user@host>request system storage cleanup dry-run
  1. Verify the files to be deleted. You may consider taking a backup of these files in case you want to use them later. After backing up the files, perform a clean-up:

user@host>request system storage cleanup
  • If a cleanup does not help, check for corrupt partitions, if any, and repair them:

You can run the fsck command manually although the device will repair any corruption during the boot cycle when the file system check is run. To run fsck manually, refer to Example: Using Fsck to Check and Repair a Filesystem.

  • If the above two steps do not resolve the problem, clear the directory where the problematic file is stored (in this case, the error log shows the problematic file to be juniper.save+):

Save the current configuration in a text file. From the CLI,  go to the shell by using the command start shell.

user@host> start shell

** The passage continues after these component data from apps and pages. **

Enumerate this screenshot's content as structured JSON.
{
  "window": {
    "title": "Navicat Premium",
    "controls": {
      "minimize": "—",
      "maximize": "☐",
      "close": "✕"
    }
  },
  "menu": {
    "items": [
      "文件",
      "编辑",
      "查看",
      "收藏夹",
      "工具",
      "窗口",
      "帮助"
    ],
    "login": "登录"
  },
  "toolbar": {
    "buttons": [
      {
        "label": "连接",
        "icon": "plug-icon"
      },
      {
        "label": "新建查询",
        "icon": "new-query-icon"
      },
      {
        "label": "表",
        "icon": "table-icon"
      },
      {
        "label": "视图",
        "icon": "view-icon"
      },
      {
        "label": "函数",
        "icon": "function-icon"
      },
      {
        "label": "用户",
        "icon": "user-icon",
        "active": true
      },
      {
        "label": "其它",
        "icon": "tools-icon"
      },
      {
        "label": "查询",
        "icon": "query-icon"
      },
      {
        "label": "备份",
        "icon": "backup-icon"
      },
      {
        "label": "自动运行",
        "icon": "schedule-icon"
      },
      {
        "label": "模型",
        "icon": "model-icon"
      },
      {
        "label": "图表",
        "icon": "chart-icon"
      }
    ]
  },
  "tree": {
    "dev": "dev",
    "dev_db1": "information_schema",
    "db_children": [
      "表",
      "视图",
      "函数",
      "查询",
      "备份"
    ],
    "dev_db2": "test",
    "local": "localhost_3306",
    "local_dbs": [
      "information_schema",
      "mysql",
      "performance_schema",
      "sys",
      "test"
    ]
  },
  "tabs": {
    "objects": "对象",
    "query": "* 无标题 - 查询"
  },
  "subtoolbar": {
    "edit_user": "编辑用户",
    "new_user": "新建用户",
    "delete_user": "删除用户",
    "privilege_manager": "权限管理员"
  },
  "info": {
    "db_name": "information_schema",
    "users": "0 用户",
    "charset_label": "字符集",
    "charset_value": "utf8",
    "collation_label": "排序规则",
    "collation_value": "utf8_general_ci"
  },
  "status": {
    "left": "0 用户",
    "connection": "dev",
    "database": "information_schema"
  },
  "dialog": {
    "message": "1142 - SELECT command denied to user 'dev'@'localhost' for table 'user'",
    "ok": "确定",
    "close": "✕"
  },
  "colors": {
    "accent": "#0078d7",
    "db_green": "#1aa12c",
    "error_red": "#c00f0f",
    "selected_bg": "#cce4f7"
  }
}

If you are not logged in as root, use the su command to log in as root. Run the following commands:

root@host:~ #  find / -name juniper.save
/var/run/db/juniper.save

root@host:~ # cd /var/run/db
root@host:/var/run/db #

Confirm that the directory has been changed by running the pwd and ls commands.

root@host:/var/run/db # pwd
/var/run/db

root@host:/var/run/db # ls
.db_lock                juniper.data            private
.mustd.lock             juniper.db              schema.db
agentd                  juniper.dyn             schema.db.cache
chassisd.dynamic.db     juniper.save

Enter the following command to remove files starting with "juniper."

root@host:/var/run/db # rm juniper.*

Enter the following command:

root@host:/var/run/db # mgd -I

After the command is run, verify the storage from Operational mode:

root@host> show system storage | match rundb
/dev/md17               118M        61M        48M       56%  /var/rundb
/dev/md17               118M        61M        48M       56%  /var/rundb
/dev/md17               118M        61M        48M       56%  /var/rundb
/dev/md17               118M        35M        74M       32%  /var/rundb
/dev/md17               118M        81M        27M       75%  /var/rundb

If you have any problems with the configuration after performing these steps, you can use the backed up and saved configuration in the first step to perform recovery.

Verification

Verify by trying to commit a basic configuration:

root@host# set system commit synchronize

root@host# commit check
fpc3:
configuration check succeeds
fpc0:
configuration check succeeds
fpc1:
configuration check succeeds
fpc2:
configuration check succeeds
fpc4:
configuration check succeeds

root@host# commit confirmed 5
fpc3:
configuration check succeeds
commit confirmed will be automatically rolled back in 5 minutes unless confirmed
fpc0:
commit complete
commit confirmed will be automatically rolled back in 5 minutes unless confirmed
fpc1:
commit complete
commit confirmed will be automatically rolled back in 5 minutes unless confirmed
fpc2:
commit complete
commit confirmed will be automatically rolled back in 5 minutes unless confirmed
fpc4:
commit complete
commit confirmed will be automatically rolled back in 5 minutes unless confirmed
fpc3:
commit complete

Commit confirmed will be rolled back in 5 minutes.

root@host# commit
fpc3:
configuration check succeeds
fpc0:
commit complete
fpc1:
commit complete
fpc2:
commit complete
fpc4:
commit complete
fpc3:
commit complete

Note: If this does not solve the problem, you may need to perform a format-install of the device. Since the user will lose existing configuration during this procedure, it is recommended to exercise caution and contact Support for assistance.

 

Comment on this article > Affected Products Browse the Knowledge Base for more articles related to these product categories. Select a category to begin.

Getting Up and Running with Junos

Getting Up and Running with Junos Security Alerts and Vulnerabilities Product Alerts and Software Release Notices Problem Report (PR) Search Tool EOL Notices and Bulletins JTAC User Guide Customer Care User Guide Pathfinder SRX High Availability Configurator SRX VPN Configurator Training Courses and Videos End User Licence Agreement Global Search